WORK ITEM » Every line in the records below with the string "title" needs to be copied out.

___ EXERCISE DATA ___

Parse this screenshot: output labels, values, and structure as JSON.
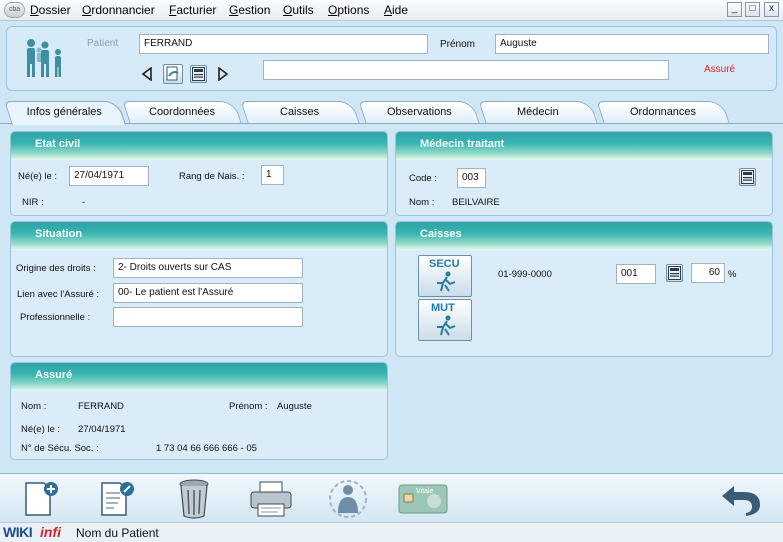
{
  "menu": [
    "Dossier",
    "Ordonnancier",
    "Facturier",
    "Gestion",
    "Outils",
    "Options",
    "Aide"
  ],
  "app_logo": "cba",
  "window_controls": [
    "_",
    "□",
    "x"
  ],
  "header": {
    "patient_label": "Patient",
    "patient_value": "FERRAND",
    "prenom_label": "Prénom",
    "prenom_value": "Auguste",
    "assure_label": "Assuré",
    "note_value": ""
  },
  "tabs": [
    "Infos générales",
    "Coordonnées",
    "Caisses",
    "Observations",
    "Médecin",
    "Ordonnances"
  ],
  "etat_civil": {
    "title": "Etat civil",
    "ne_le_label": "Né(e) le :",
    "ne_le_value": "27/04/1971",
    "rang_label": "Rang de Nais. :",
    "rang_value": "1",
    "nir_label": "NIR :",
    "nir_value": "-"
  },
  "medecin": {
    "title": "Médecin traitant",
    "code_label": "Code :",
    "code_value": "003",
    "nom_label": "Nom :",
    "nom_value": "BEILVAIRE"
  },
  "situation": {
    "title": "Situation",
    "origine_label": "Origine des droits :",
    "origine_value": "2- Droits ouverts sur CAS",
    "lien_label": "Lien avec l'Assuré :",
    "lien_value": "00- Le patient est l'Assuré",
    "pro_label": "Professionnelle :",
    "pro_value": ""
  },
  "caisses": {
    "title": "Caisses",
    "secu_label": "SECU",
    "mut_label": "MUT",
    "numero": "01-999-0000",
    "code_value": "001",
    "taux_value": "60",
    "pct": "%"
  },
  "assure": {
    "title": "Assuré",
    "nom_label": "Nom :",
    "nom_value": "FERRAND",
    "prenom_label": "Prénom :",
    "prenom_value": "Auguste",
    "ne_le_label": "Né(e) le :",
    "ne_le_value": "27/04/1971",
    "secu_label": "N° de Sécu. Soc. :",
    "secu_value": "1 73 04 66 666 666 - 05"
  },
  "status": {
    "brand_wiki": "WIKI",
    "brand_infi": "infi",
    "text": "Nom du Patient"
  },
  "vitale_text": "Vitale"
}
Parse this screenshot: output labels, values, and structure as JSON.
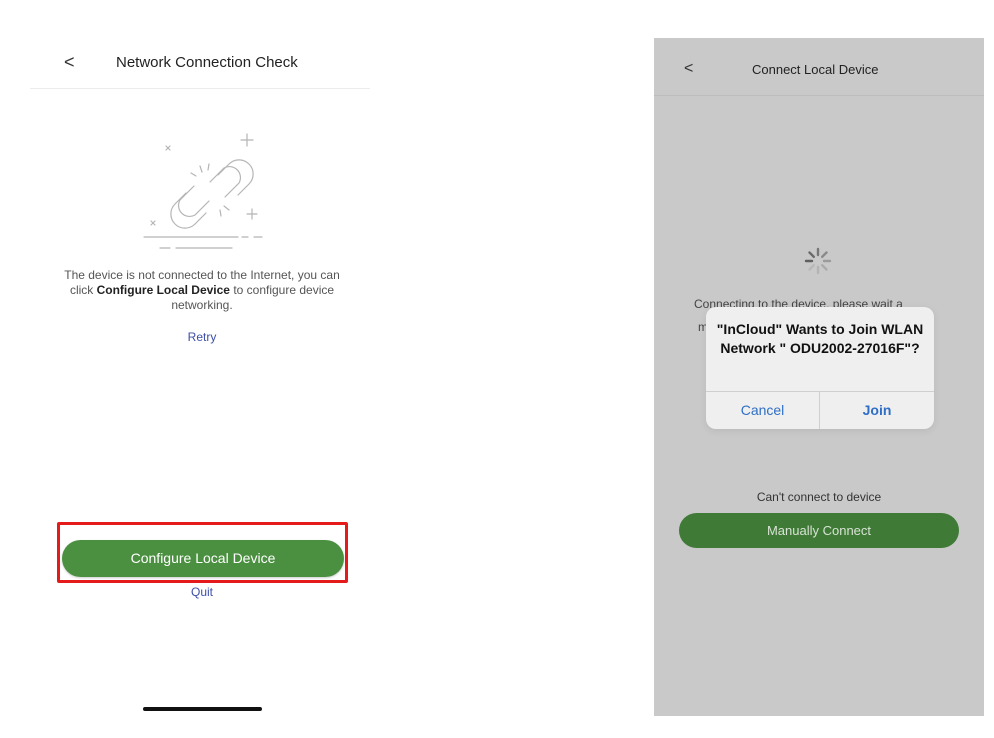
{
  "left_screen": {
    "nav": {
      "back_icon": "<",
      "title": "Network Connection Check"
    },
    "message": {
      "part1": "The device is not connected to the Internet, you can click ",
      "bold": "Configure Local Device",
      "part2": " to configure device networking."
    },
    "retry_label": "Retry",
    "configure_button_label": "Configure Local Device",
    "quit_label": "Quit",
    "highlight_color": "#e51b1b",
    "button_color": "#4b9040",
    "illustration_icon": "broken-link-icon"
  },
  "right_screen": {
    "nav": {
      "back_icon": "<",
      "title": "Connect Local Device"
    },
    "background_text_line1": "Connecting to the device, please wait a",
    "background_text_line2": "m",
    "alert": {
      "title": "\"InCloud\" Wants to Join WLAN Network \" ODU2002-27016F\"?",
      "cancel_label": "Cancel",
      "join_label": "Join"
    },
    "cant_connect_label": "Can't connect to device",
    "manual_button_label": "Manually Connect",
    "spinner_icon": "loading-spinner-icon",
    "overlay_color": "#c9c9c9"
  }
}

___

SOLUTION TO THE PROBLEM »
    "title": "Etat civil",
    "title": "Médecin traitant",
    "title": "Situation",
    "title": "Caisses",
    "title": "Assuré",
      "title": "Network Connection Check"
      "title": "Connect Local Device"
      "title": "\"InCloud\" Wants to Join WLAN Network \" ODU2002-27016F\"?",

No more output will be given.